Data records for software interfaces
+===+

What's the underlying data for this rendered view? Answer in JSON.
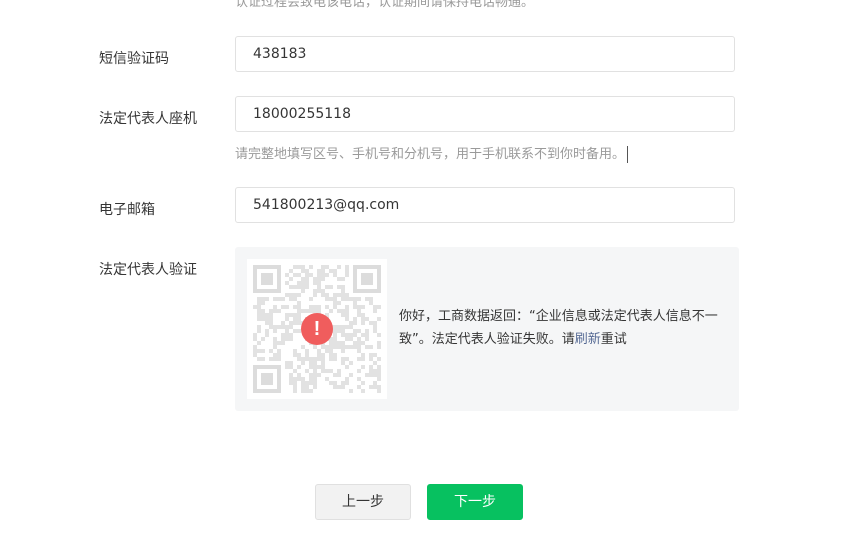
{
  "top_hint": "认证过程会致电该电话，认证期间请保持电话畅通。",
  "sms_code": {
    "label": "短信验证码",
    "value": "438183"
  },
  "landline": {
    "label": "法定代表人座机",
    "value": "18000255118",
    "hint": "请完整地填写区号、手机号和分机号，用于手机联系不到你时备用。"
  },
  "email": {
    "label": "电子邮箱",
    "value": "541800213@qq.com"
  },
  "legal_verify": {
    "label": "法定代表人验证",
    "qr_icon": "qr-code-icon",
    "status_icon": "error-icon",
    "error_glyph": "!",
    "message_prefix": "你好，工商数据返回：“企业信息或法定代表人信息不一致”。法定代表人验证失败。请",
    "refresh_link": "刷新",
    "message_suffix": "重试"
  },
  "buttons": {
    "prev": "上一步",
    "next": "下一步"
  },
  "colors": {
    "primary": "#07c160",
    "error": "#f05d5d",
    "link": "#576b95"
  }
}
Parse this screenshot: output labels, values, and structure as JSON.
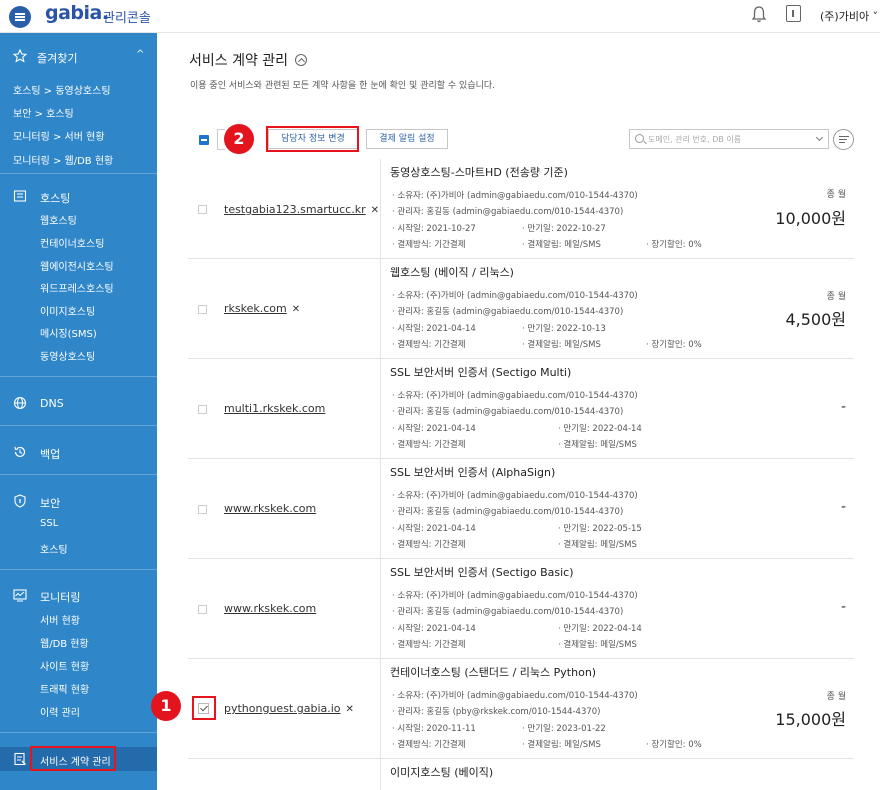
{
  "header": {
    "logo": "gabia.",
    "console": "관리콘솔",
    "user": "(주)가비아 ˅"
  },
  "sidebar": {
    "favorites": {
      "label": "즐겨찾기",
      "items": [
        "호스팅 > 동영상호스팅",
        "보안 > 호스팅",
        "모니터링 > 서버 현황",
        "모니터링 > 웹/DB 현황"
      ]
    },
    "sections": [
      {
        "label": "호스팅",
        "items": [
          "웹호스팅",
          "컨테이너호스팅",
          "웹에이전시호스팅",
          "워드프레스호스팅",
          "이미지호스팅",
          "메시징(SMS)",
          "동영상호스팅"
        ]
      },
      {
        "label": "DNS",
        "items": []
      },
      {
        "label": "백업",
        "items": []
      },
      {
        "label": "보안",
        "items": [
          "SSL",
          "호스팅"
        ]
      },
      {
        "label": "모니터링",
        "items": [
          "서버 현황",
          "웹/DB 현황",
          "사이트 현황",
          "트래픽 현황",
          "이력 관리"
        ]
      }
    ],
    "active_item": "서비스 계약 관리"
  },
  "main": {
    "title": "서비스 계약 관리",
    "description": "이용 중인 서비스와 관련된 모든 계약 사항을 한 눈에 확인 및 관리할 수 있습니다.",
    "toolbar": {
      "change_contact_btn": "담당자 정보 변경",
      "payment_alert_btn": "결제 알림 설정",
      "search_placeholder": "도메인, 관리 번호, DB 이름"
    },
    "badges": {
      "one": "1",
      "two": "2"
    },
    "rows": [
      {
        "domain": "testgabia123.smartucc.kr",
        "service": "동영상호스팅-스마트HD (전송량 기준)",
        "owner": "· 소유자: (주)가비아 (admin@gabiaedu.com/010-1544-4370)",
        "manager": "· 관리자: 홍길동 (admin@gabiaedu.com/010-1544-4370)",
        "start": "· 시작일: 2021-10-27",
        "expire": "· 만기일: 2022-10-27",
        "pay_method": "· 결제방식: 기간결제",
        "pay_alert": "· 결제알림: 메일/SMS",
        "discount": "· 장기할인: 0%",
        "price_label": "종 월",
        "price": "10,000원"
      },
      {
        "domain": "rkskek.com",
        "service": "웹호스팅 (베이직 / 리눅스)",
        "owner": "· 소유자: (주)가비아 (admin@gabiaedu.com/010-1544-4370)",
        "manager": "· 관리자: 홍길동 (admin@gabiaedu.com/010-1544-4370)",
        "start": "· 시작일: 2021-04-14",
        "expire": "· 만기일: 2022-10-13",
        "pay_method": "· 결제방식: 기간결제",
        "pay_alert": "· 결제알림: 메일/SMS",
        "discount": "· 장기할인: 0%",
        "price_label": "종 월",
        "price": "4,500원"
      },
      {
        "domain": "multi1.rkskek.com",
        "service": "SSL 보안서버 인증서 (Sectigo Multi)",
        "owner": "· 소유자: (주)가비아 (admin@gabiaedu.com/010-1544-4370)",
        "manager": "· 관리자: 홍길동 (admin@gabiaedu.com/010-1544-4370)",
        "start": "· 시작일: 2021-04-14",
        "expire": "· 만기일: 2022-04-14",
        "pay_method": "· 결제방식: 기간결제",
        "pay_alert": "· 결제알림: 메일/SMS",
        "price": "-"
      },
      {
        "domain": "www.rkskek.com",
        "service": "SSL 보안서버 인증서 (AlphaSign)",
        "owner": "· 소유자: (주)가비아 (admin@gabiaedu.com/010-1544-4370)",
        "manager": "· 관리자: 홍길동 (admin@gabiaedu.com/010-1544-4370)",
        "start": "· 시작일: 2021-04-14",
        "expire": "· 만기일: 2022-05-15",
        "pay_method": "· 결제방식: 기간결제",
        "pay_alert": "· 결제알림: 메일/SMS",
        "price": "-"
      },
      {
        "domain": "www.rkskek.com",
        "service": "SSL 보안서버 인증서 (Sectigo Basic)",
        "owner": "· 소유자: (주)가비아 (admin@gabiaedu.com/010-1544-4370)",
        "manager": "· 관리자: 홍길동 (admin@gabiaedu.com/010-1544-4370)",
        "start": "· 시작일: 2021-04-14",
        "expire": "· 만기일: 2022-04-14",
        "pay_method": "· 결제방식: 기간결제",
        "pay_alert": "· 결제알림: 메일/SMS",
        "price": "-"
      },
      {
        "domain": "pythonguest.gabia.io",
        "service": "컨테이너호스팅 (스탠더드 / 리눅스 Python)",
        "owner": "· 소유자: (주)가비아 (admin@gabiaedu.com/010-1544-4370)",
        "manager": "· 관리자: 홍길동 (pby@rkskek.com/010-1544-4370)",
        "start": "· 시작일: 2020-11-11",
        "expire": "· 만기일: 2023-01-22",
        "pay_method": "· 결제방식: 기간결제",
        "pay_alert": "· 결제알림: 메일/SMS",
        "discount": "· 장기할인: 0%",
        "price_label": "종 월",
        "price": "15,000원"
      },
      {
        "service": "이미지호스팅 (베이직)"
      }
    ],
    "x_mark": "✕"
  }
}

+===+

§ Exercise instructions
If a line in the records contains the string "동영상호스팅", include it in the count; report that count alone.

§ Reply
3